When you retype the listing, keep every word exactly as it appears.

- - -

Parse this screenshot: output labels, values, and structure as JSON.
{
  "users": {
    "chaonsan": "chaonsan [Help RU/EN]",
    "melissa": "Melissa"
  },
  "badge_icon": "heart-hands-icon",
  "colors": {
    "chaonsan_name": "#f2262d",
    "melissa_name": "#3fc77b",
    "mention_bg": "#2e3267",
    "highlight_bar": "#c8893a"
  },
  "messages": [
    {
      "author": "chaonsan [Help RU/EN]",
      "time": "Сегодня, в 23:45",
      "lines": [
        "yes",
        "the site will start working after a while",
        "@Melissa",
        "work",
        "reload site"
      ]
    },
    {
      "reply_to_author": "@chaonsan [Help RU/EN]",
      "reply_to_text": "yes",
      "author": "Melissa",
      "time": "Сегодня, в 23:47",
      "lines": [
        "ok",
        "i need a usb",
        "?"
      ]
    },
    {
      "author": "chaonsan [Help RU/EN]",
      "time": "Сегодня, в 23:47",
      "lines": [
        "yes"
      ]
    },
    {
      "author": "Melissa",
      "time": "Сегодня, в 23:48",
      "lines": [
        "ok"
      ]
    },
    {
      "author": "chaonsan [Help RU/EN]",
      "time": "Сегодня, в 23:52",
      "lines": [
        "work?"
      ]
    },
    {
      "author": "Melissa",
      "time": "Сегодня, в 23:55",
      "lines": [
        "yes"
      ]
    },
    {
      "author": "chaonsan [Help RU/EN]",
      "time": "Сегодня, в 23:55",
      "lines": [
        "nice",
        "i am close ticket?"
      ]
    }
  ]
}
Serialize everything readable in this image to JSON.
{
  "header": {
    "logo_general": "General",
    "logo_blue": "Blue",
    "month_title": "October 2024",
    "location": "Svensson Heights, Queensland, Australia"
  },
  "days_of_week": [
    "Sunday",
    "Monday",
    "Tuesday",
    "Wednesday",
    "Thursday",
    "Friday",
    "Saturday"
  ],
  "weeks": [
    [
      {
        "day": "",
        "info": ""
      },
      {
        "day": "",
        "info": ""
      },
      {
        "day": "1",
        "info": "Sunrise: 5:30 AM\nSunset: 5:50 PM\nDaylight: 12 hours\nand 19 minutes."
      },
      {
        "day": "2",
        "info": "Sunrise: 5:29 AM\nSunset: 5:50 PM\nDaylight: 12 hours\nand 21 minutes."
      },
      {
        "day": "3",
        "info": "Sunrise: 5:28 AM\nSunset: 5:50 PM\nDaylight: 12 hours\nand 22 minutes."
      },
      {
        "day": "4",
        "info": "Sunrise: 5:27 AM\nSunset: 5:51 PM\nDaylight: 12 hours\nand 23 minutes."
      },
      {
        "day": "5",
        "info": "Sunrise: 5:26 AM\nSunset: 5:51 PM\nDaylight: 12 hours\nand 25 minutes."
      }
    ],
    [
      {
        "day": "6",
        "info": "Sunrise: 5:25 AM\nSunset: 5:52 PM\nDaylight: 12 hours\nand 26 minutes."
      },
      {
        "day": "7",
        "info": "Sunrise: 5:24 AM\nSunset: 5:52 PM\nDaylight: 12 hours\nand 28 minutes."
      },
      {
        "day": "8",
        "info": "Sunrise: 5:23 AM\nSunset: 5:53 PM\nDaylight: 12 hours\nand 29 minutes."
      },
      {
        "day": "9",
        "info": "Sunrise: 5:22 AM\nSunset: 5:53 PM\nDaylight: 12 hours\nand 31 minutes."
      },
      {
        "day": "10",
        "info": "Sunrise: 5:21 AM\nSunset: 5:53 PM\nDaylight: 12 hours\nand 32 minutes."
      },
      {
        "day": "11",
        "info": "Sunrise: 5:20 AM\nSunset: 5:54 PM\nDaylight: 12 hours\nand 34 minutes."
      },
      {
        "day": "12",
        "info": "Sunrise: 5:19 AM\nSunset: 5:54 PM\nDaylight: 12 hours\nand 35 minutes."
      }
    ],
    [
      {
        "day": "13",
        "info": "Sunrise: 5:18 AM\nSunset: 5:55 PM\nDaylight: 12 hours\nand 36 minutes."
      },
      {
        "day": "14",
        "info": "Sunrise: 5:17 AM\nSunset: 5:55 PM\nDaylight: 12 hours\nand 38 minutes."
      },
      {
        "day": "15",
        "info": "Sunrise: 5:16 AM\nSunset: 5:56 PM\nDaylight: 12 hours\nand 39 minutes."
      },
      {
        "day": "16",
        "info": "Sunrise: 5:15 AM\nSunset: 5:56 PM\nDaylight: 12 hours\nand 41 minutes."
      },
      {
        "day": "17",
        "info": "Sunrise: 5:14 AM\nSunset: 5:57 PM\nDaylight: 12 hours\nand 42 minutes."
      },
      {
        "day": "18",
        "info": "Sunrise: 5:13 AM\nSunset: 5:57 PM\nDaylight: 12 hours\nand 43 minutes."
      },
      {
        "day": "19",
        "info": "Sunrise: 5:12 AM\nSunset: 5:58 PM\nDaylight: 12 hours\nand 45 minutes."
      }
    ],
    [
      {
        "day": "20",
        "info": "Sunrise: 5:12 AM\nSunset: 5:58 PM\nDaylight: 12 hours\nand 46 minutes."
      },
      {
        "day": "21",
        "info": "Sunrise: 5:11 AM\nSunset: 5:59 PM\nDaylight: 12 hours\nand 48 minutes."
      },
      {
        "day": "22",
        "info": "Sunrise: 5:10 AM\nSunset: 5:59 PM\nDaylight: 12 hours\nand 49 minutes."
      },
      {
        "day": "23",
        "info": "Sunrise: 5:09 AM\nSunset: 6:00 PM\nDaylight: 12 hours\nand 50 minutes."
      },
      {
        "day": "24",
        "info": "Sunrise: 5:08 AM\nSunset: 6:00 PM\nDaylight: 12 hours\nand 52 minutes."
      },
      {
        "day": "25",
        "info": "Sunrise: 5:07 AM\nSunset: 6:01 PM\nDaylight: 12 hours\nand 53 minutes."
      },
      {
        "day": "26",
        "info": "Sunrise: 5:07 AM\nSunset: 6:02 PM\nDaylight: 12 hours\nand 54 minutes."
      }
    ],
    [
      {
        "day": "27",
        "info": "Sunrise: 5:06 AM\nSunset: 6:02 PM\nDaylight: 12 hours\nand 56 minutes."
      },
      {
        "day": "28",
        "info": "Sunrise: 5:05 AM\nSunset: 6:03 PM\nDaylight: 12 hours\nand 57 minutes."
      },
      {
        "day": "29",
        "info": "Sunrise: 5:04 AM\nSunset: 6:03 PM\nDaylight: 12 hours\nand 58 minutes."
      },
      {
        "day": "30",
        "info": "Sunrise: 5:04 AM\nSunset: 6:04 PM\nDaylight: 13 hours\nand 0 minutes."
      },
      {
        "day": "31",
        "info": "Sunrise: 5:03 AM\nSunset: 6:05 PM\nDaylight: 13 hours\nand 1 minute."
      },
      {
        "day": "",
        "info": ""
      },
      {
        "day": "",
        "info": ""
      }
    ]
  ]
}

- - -

REPLY TO THE EXERCISE:
Parse this screenshot: output labels, values, and structure as JSON.
{
  "users": {
    "chaonsan": "chaonsan [Help RU/EN]",
    "melissa": "Melissa"
  },
  "badge_icon": "heart-hands-icon",
  "colors": {
    "chaonsan_name": "#f2262d",
    "melissa_name": "#3fc77b",
    "mention_bg": "#2e3267",
    "highlight_bar": "#c8893a"
  },
  "messages": [
    {
      "author": "chaonsan [Help RU/EN]",
      "time": "Сегодня, в 23:45",
      "lines": [
        "yes",
        "the site will start working after a while",
        "@Melissa",
        "work",
        "reload site"
      ]
    },
    {
      "reply_to_author": "@chaonsan [Help RU/EN]",
      "reply_to_text": "yes",
      "author": "Melissa",
      "time": "Сегодня, в 23:47",
      "lines": [
        "ok",
        "i need a usb",
        "?"
      ]
    },
    {
      "author": "chaonsan [Help RU/EN]",
      "time": "Сегодня, в 23:47",
      "lines": [
        "yes"
      ]
    },
    {
      "author": "Melissa",
      "time": "Сегодня, в 23:48",
      "lines": [
        "ok"
      ]
    },
    {
      "author": "chaonsan [Help RU/EN]",
      "time": "Сегодня, в 23:52",
      "lines": [
        "work?"
      ]
    },
    {
      "author": "Melissa",
      "time": "Сегодня, в 23:55",
      "lines": [
        "yes"
      ]
    },
    {
      "author": "chaonsan [Help RU/EN]",
      "time": "Сегодня, в 23:55",
      "lines": [
        "nice",
        "i am close ticket?"
      ]
    }
  ]
}
Serialize everything readable in this image to JSON.
{
  "header": {
    "logo_general": "General",
    "logo_blue": "Blue",
    "month_title": "October 2024",
    "location": "Svensson Heights, Queensland, Australia"
  },
  "days_of_week": [
    "Sunday",
    "Monday",
    "Tuesday",
    "Wednesday",
    "Thursday",
    "Friday",
    "Saturday"
  ],
  "weeks": [
    [
      {
        "day": "",
        "info": ""
      },
      {
        "day": "",
        "info": ""
      },
      {
        "day": "1",
        "info": "Sunrise: 5:30 AM\nSunset: 5:50 PM\nDaylight: 12 hours\nand 19 minutes."
      },
      {
        "day": "2",
        "info": "Sunrise: 5:29 AM\nSunset: 5:50 PM\nDaylight: 12 hours\nand 21 minutes."
      },
      {
        "day": "3",
        "info": "Sunrise: 5:28 AM\nSunset: 5:50 PM\nDaylight: 12 hours\nand 22 minutes."
      },
      {
        "day": "4",
        "info": "Sunrise: 5:27 AM\nSunset: 5:51 PM\nDaylight: 12 hours\nand 23 minutes."
      },
      {
        "day": "5",
        "info": "Sunrise: 5:26 AM\nSunset: 5:51 PM\nDaylight: 12 hours\nand 25 minutes."
      }
    ],
    [
      {
        "day": "6",
        "info": "Sunrise: 5:25 AM\nSunset: 5:52 PM\nDaylight: 12 hours\nand 26 minutes."
      },
      {
        "day": "7",
        "info": "Sunrise: 5:24 AM\nSunset: 5:52 PM\nDaylight: 12 hours\nand 28 minutes."
      },
      {
        "day": "8",
        "info": "Sunrise: 5:23 AM\nSunset: 5:53 PM\nDaylight: 12 hours\nand 29 minutes."
      },
      {
        "day": "9",
        "info": "Sunrise: 5:22 AM\nSunset: 5:53 PM\nDaylight: 12 hours\nand 31 minutes."
      },
      {
        "day": "10",
        "info": "Sunrise: 5:21 AM\nSunset: 5:53 PM\nDaylight: 12 hours\nand 32 minutes."
      },
      {
        "day": "11",
        "info": "Sunrise: 5:20 AM\nSunset: 5:54 PM\nDaylight: 12 hours\nand 34 minutes."
      },
      {
        "day": "12",
        "info": "Sunrise: 5:19 AM\nSunset: 5:54 PM\nDaylight: 12 hours\nand 35 minutes."
      }
    ],
    [
      {
        "day": "13",
        "info": "Sunrise: 5:18 AM\nSunset: 5:55 PM\nDaylight: 12 hours\nand 36 minutes."
      },
      {
        "day": "14",
        "info": "Sunrise: 5:17 AM\nSunset: 5:55 PM\nDaylight: 12 hours\nand 38 minutes."
      },
      {
        "day": "15",
        "info": "Sunrise: 5:16 AM\nSunset: 5:56 PM\nDaylight: 12 hours\nand 39 minutes."
      },
      {
        "day": "16",
        "info": "Sunrise: 5:15 AM\nSunset: 5:56 PM\nDaylight: 12 hours\nand 41 minutes."
      },
      {
        "day": "17",
        "info": "Sunrise: 5:14 AM\nSunset: 5:57 PM\nDaylight: 12 hours\nand 42 minutes."
      },
      {
        "day": "18",
        "info": "Sunrise: 5:13 AM\nSunset: 5:57 PM\nDaylight: 12 hours\nand 43 minutes."
      },
      {
        "day": "19",
        "info": "Sunrise: 5:12 AM\nSunset: 5:58 PM\nDaylight: 12 hours\nand 45 minutes."
      }
    ],
    [
      {
        "day": "20",
        "info": "Sunrise: 5:12 AM\nSunset: 5:58 PM\nDaylight: 12 hours\nand 46 minutes."
      },
      {
        "day": "21",
        "info": "Sunrise: 5:11 AM\nSunset: 5:59 PM\nDaylight: 12 hours\nand 48 minutes."
      },
      {
        "day": "22",
        "info": "Sunrise: 5:10 AM\nSunset: 5:59 PM\nDaylight: 12 hours\nand 49 minutes."
      },
      {
        "day": "23",
        "info": "Sunrise: 5:09 AM\nSunset: 6:00 PM\nDaylight: 12 hours\nand 50 minutes."
      },
      {
        "day": "24",
        "info": "Sunrise: 5:08 AM\nSunset: 6:00 PM\nDaylight: 12 hours\nand 52 minutes."
      },
      {
        "day": "25",
        "info": "Sunrise: 5:07 AM\nSunset: 6:01 PM\nDaylight: 12 hours\nand 53 minutes."
      },
      {
        "day": "26",
        "info": "Sunrise: 5:07 AM\nSunset: 6:02 PM\nDaylight: 12 hours\nand 54 minutes."
      }
    ],
    [
      {
        "day": "27",
        "info": "Sunrise: 5:06 AM\nSunset: 6:02 PM\nDaylight: 12 hours\nand 56 minutes."
      },
      {
        "day": "28",
        "info": "Sunrise: 5:05 AM\nSunset: 6:03 PM\nDaylight: 12 hours\nand 57 minutes."
      },
      {
        "day": "29",
        "info": "Sunrise: 5:04 AM\nSunset: 6:03 PM\nDaylight: 12 hours\nand 58 minutes."
      },
      {
        "day": "30",
        "info": "Sunrise: 5:04 AM\nSunset: 6:04 PM\nDaylight: 13 hours\nand 0 minutes."
      },
      {
        "day": "31",
        "info": "Sunrise: 5:03 AM\nSunset: 6:05 PM\nDaylight: 13 hours\nand 1 minute."
      },
      {
        "day": "",
        "info": ""
      },
      {
        "day": "",
        "info": ""
      }
    ]
  ]
}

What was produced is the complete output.